Of the 228 international writers surveyed by PEN International, more than 81% believe that ‘fake news’ and censorship have become increasing concerns over the course of the last year. Furthermore, around 87% believe that combating racism and xenophobia, born out of these factors, is central to their roles as writers.
At the ‘Reclaiming Truth In the Age of Propaganda’ conference, running from 18th September to 22nd September, writers from 30 countries will discuss the obstacles to freedom of expression.
PEN International’s president, Jennifer Clement, believes the survey’s findings reveal that the “space for free expression is shrinking”.
“The revelations of this survey are alarming and demonstrate the increasingly difficult and challenging circumstances under which writers practice their profession," she said. "With the increase of populism, the proliferation of fake news and widespread censorship around the globe, the space for free expression is shrinking.

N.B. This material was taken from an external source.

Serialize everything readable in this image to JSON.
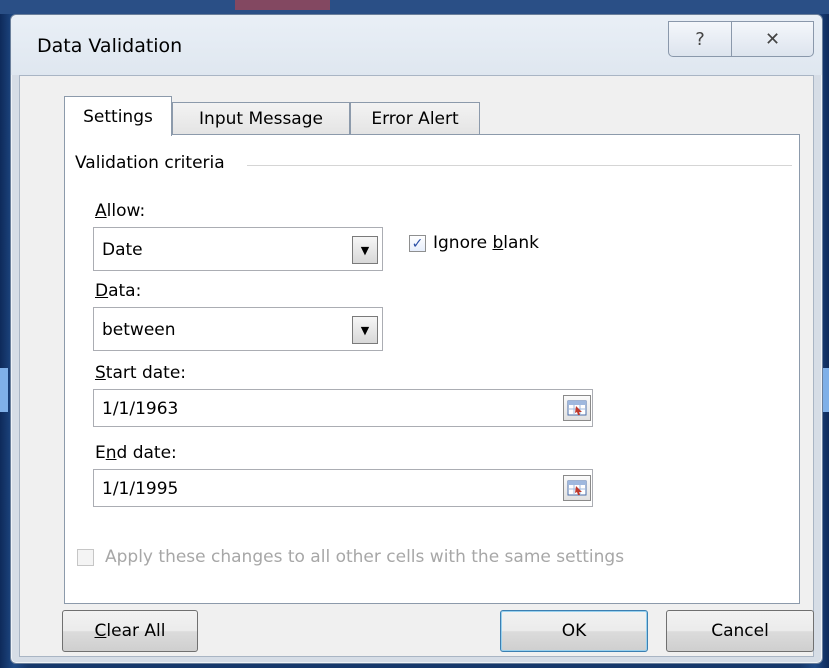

“We must all come together and resist the erosion of this fundamental human right because we see time and again that where free expression rights are violated, other rights violations inevitably follow.”
In May PEN launched a campaign to support writers who have experienced forced displacement or are living in exile called "Make Space", supported by literary figures such as Stephen Fry, Margaret Atwood and Salman Rushdie.